That’s where the Lunch Express comes in. Lunch Express is a school bus transformed into a bread truck. A food bank in Tennessee saw a need to make sure eligible children received regular meals during the summer, a time where food stamps often run out. The food bank purchased four school buses earlier this year and created routes that pass through some of the most impoverished areas of the country “where poverty rates have almost doubled since 2009 and two-thirds of children qualify for free meals,” according to the Washington Post.

Rick Bible, the driver of the Lunch Express, tackles his 66-mile route through Greene County each day, transporting three coolers of sack lunches containing celery sticks, canned oranges, chocolate milk and a bologna sandwiches. For many children, this is their first and only meal of the day.

The Lunch Express isn’t a free-for-all. Bible remains at each trailer park stop for 15 minutes to make sure all of the children finish their lunches. They can’t take food or extra milk home, and adults are ineligible for the lunches, unless they are disabled.

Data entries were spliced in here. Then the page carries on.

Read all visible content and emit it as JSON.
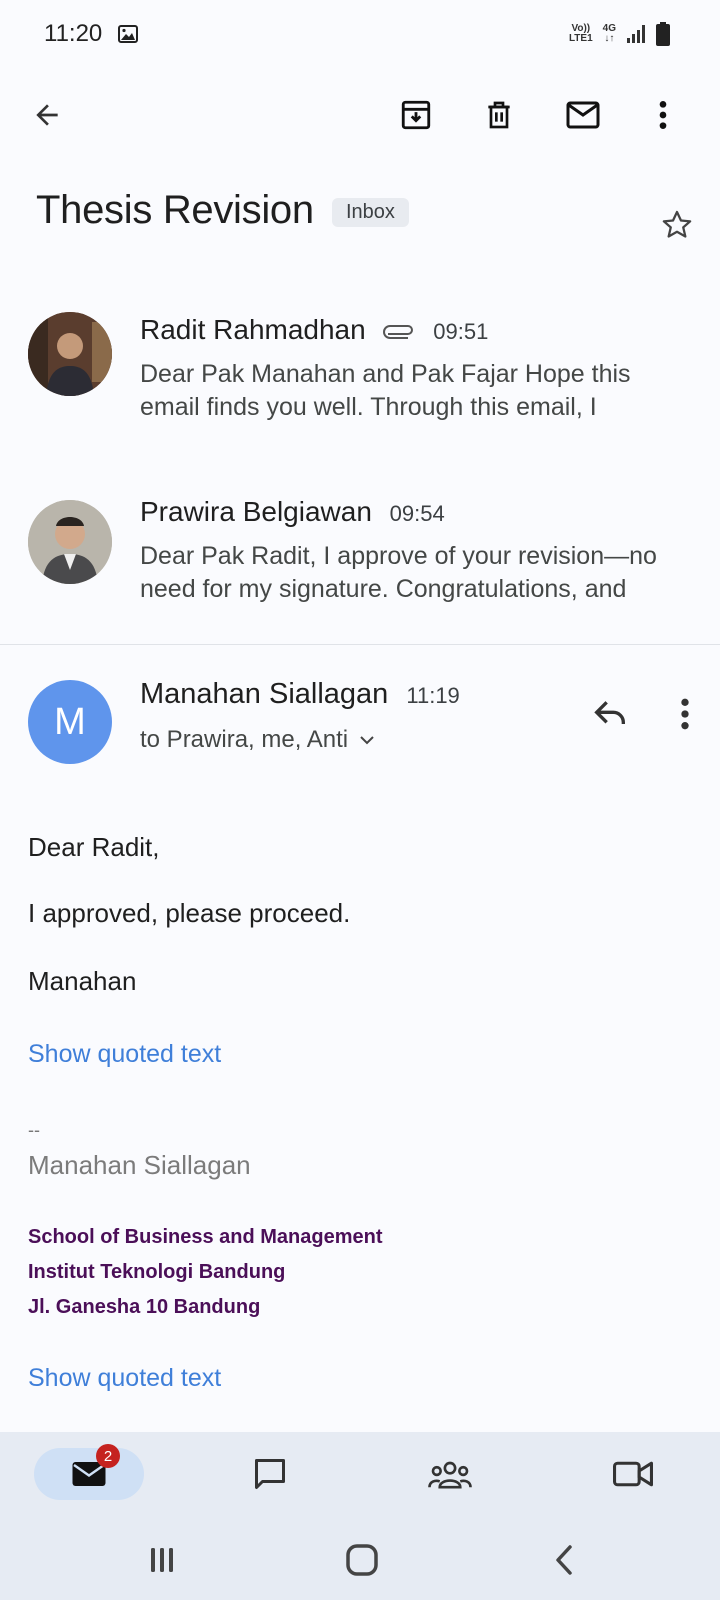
{
  "status_bar": {
    "time": "11:20",
    "volte_top": "Vo))",
    "volte_bottom": "LTE1",
    "network": "4G",
    "icons": [
      "image-icon",
      "volte-icon",
      "signal-icon",
      "battery-icon"
    ]
  },
  "toolbar": {
    "back": "back-arrow-icon",
    "actions": [
      "archive-icon",
      "delete-icon",
      "mark-unread-icon",
      "more-vert-icon"
    ]
  },
  "thread": {
    "subject": "Thesis Revision",
    "label": "Inbox"
  },
  "messages": [
    {
      "sender": "Radit Rahmadhan",
      "time": "09:51",
      "has_attachment": true,
      "snippet_line1": "Dear Pak Manahan and Pak Fajar Hope this",
      "snippet_line2": "email finds you well. Through this email, I"
    },
    {
      "sender": "Prawira Belgiawan",
      "time": "09:54",
      "has_attachment": false,
      "snippet_line1": "Dear Pak Radit, I approve of your revision—no",
      "snippet_line2": "need for my signature. Congratulations, and"
    }
  ],
  "open_message": {
    "avatar_letter": "M",
    "avatar_color": "#5f95ec",
    "sender": "Manahan Siallagan",
    "time": "11:19",
    "recipients": "to Prawira, me, Anti",
    "body": {
      "greeting": "Dear Radit,",
      "line": "I approved, please proceed.",
      "signoff": "Manahan"
    },
    "show_quoted_1": "Show quoted text",
    "signature": {
      "dash": "--",
      "name": "Manahan Siallagan",
      "org1": "School of Business and Management",
      "org2": "Institut Teknologi Bandung",
      "org3": "Jl. Ganesha 10 Bandung"
    },
    "show_quoted_2": "Show quoted text"
  },
  "bottom_nav": {
    "mail_badge": "2",
    "items": [
      "mail-icon",
      "chat-icon",
      "spaces-icon",
      "meet-icon"
    ]
  },
  "colors": {
    "accent": "#3f7fd9",
    "signature": "#4b0f58",
    "badge": "#c5221f",
    "nav_bg": "#e6ebf3"
  }
}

But it’s not just kids who are hungry in the summer. Their parents are struggling, too. In an area plagued by high unemployment and lagging development, healthy food is hard to come by. Families do anything to stay satisfied when their food stamps run out and stockpile calories whenever they come available. Eli Saslow, a writer for the Washington Post, observed children eating dinners of Doritos, bread, candy, or whatever else they can get their hands on. One mother of five who relies heavily on the Lunch Express told the Washington Post she sometimes feeds her 9-month-old Mountain Dew to top off her formula.

Luckily, food stamps last longer during the school year thanks to free meals and snacks. The Lunch Express is making a difference, but one meal every day isn’t enough to satisfy these children. Congress must allocate more money to summer food programs.

We can’t make hunger disappear, but there are plenty of ways to help struggling families. Donate a bag of non perishables to your food pantry every few months. Many are in need due to record numbers of unemployment, and the food pantries need all of the help they can get. If you don’t have time to shop, a gift card to a grocery store is also a good choice. Spend an afternoon at a food bank or shelter if you have time to spare. Your kids will learn the importance of giving back, as well as the satisfaction of a good deed.

Image of boy eating sandwich via Shutterstock

Add a Comment